Political Musicians Rock On

As the presidential election draws ever closer, rock, pop and country stars are amping up their efforts to strike a chord with voters and get fans to tune into the political process.

The list of singers crooning about the government, elections and voting is growing fast. To some, the latest efforts are like the '60s all over again — but these days, musicians on both sides of the political aisle are lifting their voices in protest and praise for Washington.

“At both extremes, people are trying whatever way there is to get a message across,” said Philadelphia Inquirer music critic Tom Moon. “They’re targeting places where they think there’s a margin to create change in the minds of voters who may be on the fence.”

The anti-Bush “Vote for Change” tour will hit 32 cities, all in swing states, and boasts a lineup including Bruce Springsteen, Pearl Jam, Sheryl Crow and Dave Matthews Band among the nearly 20 acts. The concerts, presented by MoveOn.org, will give the proceeds to America Coming Together (ACT).

The pro-president “Your Country Your Vote” campaign involves country music artists on the “America Will Always Stand” album — including Darryl Worley, Randy Travis, Lee Ann Womack, Ricky Skaggs and others — telling people to vote in public service announcements.

Meanwhile, the Russell Simmons'-run Hip-Hop Summit featuring rappers like Nelly and Jadakiss was held to register young voters and make them feel included in the political process.

The efforts are not only grabbing headlines — they've even gotten Washington’s attention. In a TV spot, U.S. Senate candidate Marilyn O’Grady of the New York Conservative Party encourages Americans to “Boycott the Boss,” referring to Springsteen.

Indeed, musicians who speak out these days do have to face repercussions.

"If you take a strong political stand in either direction in this climate, there's a large portion of society that's going to react to that," said Rob Brunner, senior editor at Entertainment Weekly.

The Dixie Chicks, Linda Ronstadt and Springsteen have all been criticized for their anti-Bush stance.

Many music fans aren’t wild about entertainers playing political pundit — especially when it's during a show that's not advertised as political.

“They’re misusing their position,” said a 55-year-old New York City attorney who asked not to be identified. “They have access to a mike, they’ve got the public’s ear. … Most of them are not qualified to be speaking one way or the other.”

But she's fine with clearly labeled efforts aligned with a cause.

“If this is a concert with an established political agenda set forth, they’re perfectly in their right,” she said. “If you don’t share it, don’t go.”

Many liken today's climate — a country on alert, a still-raging war and a divided electorate about to vote for president — to that of the Vietnam War era.

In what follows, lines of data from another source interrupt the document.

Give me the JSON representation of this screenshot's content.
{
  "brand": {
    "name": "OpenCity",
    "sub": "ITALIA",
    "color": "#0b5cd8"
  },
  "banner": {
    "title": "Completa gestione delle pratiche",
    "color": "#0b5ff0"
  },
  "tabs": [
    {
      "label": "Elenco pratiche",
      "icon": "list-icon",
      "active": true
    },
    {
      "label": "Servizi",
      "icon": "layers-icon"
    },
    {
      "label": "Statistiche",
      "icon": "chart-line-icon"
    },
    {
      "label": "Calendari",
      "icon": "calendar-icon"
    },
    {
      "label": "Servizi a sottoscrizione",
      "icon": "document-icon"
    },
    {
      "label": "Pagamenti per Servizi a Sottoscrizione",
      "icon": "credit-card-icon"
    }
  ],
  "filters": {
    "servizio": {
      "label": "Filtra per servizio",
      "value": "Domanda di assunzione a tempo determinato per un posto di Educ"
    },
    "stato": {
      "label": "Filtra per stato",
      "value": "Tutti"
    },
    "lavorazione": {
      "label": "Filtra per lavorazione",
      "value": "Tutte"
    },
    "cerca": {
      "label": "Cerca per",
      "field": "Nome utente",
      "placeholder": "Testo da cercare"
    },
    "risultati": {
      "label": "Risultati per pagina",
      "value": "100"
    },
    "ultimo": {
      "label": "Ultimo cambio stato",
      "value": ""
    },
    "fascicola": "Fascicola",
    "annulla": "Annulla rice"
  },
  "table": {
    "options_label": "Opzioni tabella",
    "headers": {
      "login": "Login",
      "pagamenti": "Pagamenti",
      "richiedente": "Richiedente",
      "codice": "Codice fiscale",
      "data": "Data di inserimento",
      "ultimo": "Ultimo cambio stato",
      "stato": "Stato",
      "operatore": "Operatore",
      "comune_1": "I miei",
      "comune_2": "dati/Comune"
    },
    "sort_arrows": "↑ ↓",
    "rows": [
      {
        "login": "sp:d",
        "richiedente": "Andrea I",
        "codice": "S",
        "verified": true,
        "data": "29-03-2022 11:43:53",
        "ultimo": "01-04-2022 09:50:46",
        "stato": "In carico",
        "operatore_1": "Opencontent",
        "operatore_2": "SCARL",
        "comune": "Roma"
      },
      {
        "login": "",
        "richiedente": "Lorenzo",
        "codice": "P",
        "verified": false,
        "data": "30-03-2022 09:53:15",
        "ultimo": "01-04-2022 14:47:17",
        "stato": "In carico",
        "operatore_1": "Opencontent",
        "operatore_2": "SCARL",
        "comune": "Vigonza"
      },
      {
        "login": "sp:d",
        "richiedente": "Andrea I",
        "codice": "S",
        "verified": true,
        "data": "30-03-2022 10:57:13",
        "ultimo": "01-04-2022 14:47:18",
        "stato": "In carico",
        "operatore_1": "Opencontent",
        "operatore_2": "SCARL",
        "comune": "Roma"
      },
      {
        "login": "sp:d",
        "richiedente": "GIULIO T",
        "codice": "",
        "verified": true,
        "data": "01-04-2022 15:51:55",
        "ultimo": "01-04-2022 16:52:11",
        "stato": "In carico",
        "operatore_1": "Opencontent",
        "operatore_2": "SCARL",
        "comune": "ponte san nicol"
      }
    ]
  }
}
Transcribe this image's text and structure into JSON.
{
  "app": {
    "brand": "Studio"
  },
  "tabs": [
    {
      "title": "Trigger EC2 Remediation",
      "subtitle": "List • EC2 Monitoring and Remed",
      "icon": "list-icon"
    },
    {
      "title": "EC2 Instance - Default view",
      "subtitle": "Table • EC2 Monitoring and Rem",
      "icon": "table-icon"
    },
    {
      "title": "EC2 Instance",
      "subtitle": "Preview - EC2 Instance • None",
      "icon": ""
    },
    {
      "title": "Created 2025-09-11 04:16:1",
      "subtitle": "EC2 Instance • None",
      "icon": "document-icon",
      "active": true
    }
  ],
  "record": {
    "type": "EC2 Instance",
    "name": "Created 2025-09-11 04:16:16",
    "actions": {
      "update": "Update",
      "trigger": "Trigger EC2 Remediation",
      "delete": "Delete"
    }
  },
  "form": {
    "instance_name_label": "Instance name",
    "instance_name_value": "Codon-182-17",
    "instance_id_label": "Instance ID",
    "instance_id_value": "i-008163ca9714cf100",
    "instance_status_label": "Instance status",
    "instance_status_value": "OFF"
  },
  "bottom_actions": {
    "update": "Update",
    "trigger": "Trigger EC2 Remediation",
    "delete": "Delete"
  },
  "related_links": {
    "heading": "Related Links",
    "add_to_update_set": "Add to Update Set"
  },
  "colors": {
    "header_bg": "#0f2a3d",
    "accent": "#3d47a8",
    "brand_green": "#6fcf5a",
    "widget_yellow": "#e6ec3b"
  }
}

But one expert in 1960s American culture says there’s a world of difference between then and now.

“The current effort on the part of artists pales in comparison with the ‘60s,” said Benjamin T. Harrison, Ph.D., a University of Louisville history professor. “There was an incredible optimism, at least in the early ‘60s, that the music could make a difference. [Today], there’s developed such a cynicism. They’re not as optimistic about being able to bring about change.”

Despite the bold-faced names involved in the efforts, Moon said it’s unlikely the rally-style concerts and other initiatives are going to hold much sway with voters.

"Let's face it: Most people who've bought tickets are already pretty sure of who they're going to vote for," Moon said. "It's a little much to say this represents a new spirit of activism or anything more than another way for people to interact with their favorite artists."

Still, some of the songs have been incorporated into politics.

Springsteen’s “No Surrender” has become an anthem for John Kerry. The Beastie Boys’ “In a World Gone Mad,” John Mellencamp’s “To Washington” and Jill Scott’s “My Petition” are all anti-White House tunes. Plus, Mary J. Blige, Missy Elliott and Eve — all Bush critics — are remaking the 1960s hit “Wake Up Everybody.” And a MoveOn.org-sponsored album, “Future Soundtrack for America” — with songs by R.E.M., Tom Waits and Elliott Smith — is set for release next week.

Conversely, Toby Keith’s “Courtesy of the Red, White and Blue (The Angry American),” Lee Greenwood’s re-release of “God Bless the USA,” Darryl Worley’s “Have You Forgotten” and Aaron Tippin’s “Where the Stars and Stripes and the Eagle Fly” have all been used as pro-Bush anthems.

Still, experts are skeptical that songs will influence people’s views.

“Music basically has reflected ideas and opinion far more than it’s changed ideas and opinion,” said Harrison. “I don’t think people are molded by the music they hear.”

And at least one rocker — Alice Cooper — thinks people who listen to musicians' political opinions should re-think their approach to politics.

"If you're listening to a rock star in order to get your information on who to vote for, you're a bigger moron than they are," Cooper, a Bush supporter, told WorldNetDaily. "Why are we rock stars? Because we're morons. We sleep all day, we play music at night and very rarely do we sit around reading the Washington Journal."